» **Task to carry out**
What lines of the material below include the string "values"? Copy all of them.
┏━━
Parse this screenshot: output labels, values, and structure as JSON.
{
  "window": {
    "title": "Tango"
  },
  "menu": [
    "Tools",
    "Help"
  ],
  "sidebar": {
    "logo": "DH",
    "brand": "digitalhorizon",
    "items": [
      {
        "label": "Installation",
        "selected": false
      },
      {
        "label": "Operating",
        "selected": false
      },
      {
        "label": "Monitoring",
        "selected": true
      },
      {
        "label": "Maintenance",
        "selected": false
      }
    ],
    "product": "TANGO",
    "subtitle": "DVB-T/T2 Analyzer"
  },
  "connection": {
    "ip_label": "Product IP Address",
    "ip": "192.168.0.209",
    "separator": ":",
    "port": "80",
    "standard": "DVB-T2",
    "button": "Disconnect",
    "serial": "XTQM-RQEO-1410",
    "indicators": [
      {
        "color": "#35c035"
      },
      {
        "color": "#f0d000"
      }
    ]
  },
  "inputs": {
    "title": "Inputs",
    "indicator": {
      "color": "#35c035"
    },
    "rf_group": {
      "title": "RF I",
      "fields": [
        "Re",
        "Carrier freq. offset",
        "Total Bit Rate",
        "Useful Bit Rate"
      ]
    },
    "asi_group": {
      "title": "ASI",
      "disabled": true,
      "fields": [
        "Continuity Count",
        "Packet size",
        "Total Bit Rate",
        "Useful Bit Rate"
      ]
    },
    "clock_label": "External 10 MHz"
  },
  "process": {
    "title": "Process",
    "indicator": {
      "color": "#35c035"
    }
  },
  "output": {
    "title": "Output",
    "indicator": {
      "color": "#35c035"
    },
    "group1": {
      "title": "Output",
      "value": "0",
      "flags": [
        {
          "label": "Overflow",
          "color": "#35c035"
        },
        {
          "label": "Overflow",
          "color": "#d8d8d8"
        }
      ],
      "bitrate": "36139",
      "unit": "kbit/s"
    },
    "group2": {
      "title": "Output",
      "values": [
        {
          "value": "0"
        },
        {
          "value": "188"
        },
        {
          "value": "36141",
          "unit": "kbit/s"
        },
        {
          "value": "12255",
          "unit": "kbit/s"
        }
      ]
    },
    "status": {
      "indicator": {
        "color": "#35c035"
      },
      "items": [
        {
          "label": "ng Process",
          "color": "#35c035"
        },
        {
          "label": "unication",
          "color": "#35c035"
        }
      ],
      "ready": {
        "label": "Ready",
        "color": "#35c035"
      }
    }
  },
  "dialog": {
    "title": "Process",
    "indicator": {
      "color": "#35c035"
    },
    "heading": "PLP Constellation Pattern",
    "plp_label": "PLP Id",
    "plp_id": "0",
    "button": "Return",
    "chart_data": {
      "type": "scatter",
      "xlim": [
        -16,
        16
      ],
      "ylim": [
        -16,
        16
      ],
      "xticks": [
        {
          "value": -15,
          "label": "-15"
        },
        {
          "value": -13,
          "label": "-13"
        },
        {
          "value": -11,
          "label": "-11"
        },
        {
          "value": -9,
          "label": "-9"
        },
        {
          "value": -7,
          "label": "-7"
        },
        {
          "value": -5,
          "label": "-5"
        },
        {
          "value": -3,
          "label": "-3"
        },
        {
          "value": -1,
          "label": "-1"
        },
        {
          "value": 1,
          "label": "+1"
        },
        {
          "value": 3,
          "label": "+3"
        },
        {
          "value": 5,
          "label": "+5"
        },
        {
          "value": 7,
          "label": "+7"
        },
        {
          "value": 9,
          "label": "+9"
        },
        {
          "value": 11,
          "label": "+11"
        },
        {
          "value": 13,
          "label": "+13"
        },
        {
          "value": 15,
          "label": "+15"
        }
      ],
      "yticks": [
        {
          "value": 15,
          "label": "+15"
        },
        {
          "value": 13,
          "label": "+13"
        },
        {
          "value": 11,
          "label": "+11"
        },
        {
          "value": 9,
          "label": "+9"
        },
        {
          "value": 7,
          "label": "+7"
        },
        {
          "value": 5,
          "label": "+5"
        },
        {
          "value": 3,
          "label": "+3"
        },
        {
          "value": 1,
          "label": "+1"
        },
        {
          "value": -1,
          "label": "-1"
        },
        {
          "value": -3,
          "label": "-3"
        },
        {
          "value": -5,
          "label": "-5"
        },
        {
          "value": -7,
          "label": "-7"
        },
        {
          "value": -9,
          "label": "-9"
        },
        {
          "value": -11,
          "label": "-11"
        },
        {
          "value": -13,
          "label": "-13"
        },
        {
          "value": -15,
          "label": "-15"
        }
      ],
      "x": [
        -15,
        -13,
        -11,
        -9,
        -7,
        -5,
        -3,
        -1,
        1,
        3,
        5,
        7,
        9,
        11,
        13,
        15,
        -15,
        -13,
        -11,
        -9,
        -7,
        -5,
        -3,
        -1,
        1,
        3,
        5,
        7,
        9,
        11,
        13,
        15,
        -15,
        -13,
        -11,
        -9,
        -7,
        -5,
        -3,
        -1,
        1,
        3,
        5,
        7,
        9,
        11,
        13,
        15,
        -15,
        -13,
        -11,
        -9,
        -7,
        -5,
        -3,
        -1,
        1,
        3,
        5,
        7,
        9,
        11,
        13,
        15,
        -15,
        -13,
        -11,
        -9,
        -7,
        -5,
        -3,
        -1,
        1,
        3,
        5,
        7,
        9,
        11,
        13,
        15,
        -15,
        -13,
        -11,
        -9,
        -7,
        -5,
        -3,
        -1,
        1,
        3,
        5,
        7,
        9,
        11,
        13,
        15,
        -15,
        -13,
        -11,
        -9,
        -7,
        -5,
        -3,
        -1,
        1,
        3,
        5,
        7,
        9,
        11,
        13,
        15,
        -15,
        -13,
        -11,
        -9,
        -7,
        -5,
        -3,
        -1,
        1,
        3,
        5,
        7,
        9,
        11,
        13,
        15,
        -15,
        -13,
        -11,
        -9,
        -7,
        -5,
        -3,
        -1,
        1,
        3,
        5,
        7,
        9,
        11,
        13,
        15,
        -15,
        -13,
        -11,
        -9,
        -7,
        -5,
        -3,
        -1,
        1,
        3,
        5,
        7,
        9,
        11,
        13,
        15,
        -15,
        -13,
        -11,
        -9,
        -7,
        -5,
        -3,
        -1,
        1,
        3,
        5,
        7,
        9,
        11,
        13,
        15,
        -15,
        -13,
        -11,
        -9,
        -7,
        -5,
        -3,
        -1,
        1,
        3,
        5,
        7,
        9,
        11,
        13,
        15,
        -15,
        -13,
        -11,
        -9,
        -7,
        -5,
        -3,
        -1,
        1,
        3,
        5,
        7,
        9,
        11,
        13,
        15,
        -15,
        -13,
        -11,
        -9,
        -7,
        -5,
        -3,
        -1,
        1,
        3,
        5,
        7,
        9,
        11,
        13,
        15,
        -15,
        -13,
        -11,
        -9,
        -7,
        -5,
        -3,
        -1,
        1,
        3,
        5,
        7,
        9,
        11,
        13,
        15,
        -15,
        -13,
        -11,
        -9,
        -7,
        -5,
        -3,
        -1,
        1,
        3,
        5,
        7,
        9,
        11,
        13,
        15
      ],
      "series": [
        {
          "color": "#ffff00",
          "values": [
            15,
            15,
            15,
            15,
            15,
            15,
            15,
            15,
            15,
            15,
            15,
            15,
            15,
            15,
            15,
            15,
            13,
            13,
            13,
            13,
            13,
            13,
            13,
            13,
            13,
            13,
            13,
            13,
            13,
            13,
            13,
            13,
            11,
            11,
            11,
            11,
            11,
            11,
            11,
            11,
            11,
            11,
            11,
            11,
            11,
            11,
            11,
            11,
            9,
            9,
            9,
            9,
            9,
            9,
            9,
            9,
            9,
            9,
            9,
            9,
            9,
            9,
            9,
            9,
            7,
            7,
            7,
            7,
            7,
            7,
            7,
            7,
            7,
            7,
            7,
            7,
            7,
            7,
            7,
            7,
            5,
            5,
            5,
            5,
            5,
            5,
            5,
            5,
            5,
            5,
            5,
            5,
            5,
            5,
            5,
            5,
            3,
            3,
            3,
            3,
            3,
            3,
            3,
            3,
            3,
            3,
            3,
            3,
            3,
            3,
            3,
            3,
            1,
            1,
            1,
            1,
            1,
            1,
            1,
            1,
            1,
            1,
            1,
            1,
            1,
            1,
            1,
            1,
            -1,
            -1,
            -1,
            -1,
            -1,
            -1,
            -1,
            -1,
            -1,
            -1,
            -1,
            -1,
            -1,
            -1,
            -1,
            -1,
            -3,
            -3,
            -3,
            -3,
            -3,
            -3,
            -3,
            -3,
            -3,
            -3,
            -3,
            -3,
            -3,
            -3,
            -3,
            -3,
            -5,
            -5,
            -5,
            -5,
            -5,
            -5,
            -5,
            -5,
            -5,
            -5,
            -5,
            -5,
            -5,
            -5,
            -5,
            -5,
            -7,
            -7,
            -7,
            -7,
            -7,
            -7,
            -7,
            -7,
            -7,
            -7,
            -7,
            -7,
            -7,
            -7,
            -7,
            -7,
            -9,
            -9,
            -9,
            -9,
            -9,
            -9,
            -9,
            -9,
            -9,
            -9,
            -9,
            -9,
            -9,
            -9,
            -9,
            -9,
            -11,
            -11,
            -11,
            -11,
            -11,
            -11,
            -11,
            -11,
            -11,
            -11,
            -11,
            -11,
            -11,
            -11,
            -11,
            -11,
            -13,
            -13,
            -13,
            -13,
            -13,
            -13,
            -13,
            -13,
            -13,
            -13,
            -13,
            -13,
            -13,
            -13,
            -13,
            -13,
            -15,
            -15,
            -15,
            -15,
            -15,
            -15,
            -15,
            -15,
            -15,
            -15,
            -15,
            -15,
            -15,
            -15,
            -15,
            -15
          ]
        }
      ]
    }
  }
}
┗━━
» **Answer area**
Parse this screenshot: output labels, values, and structure as JSON.
      "values": [
          "values": [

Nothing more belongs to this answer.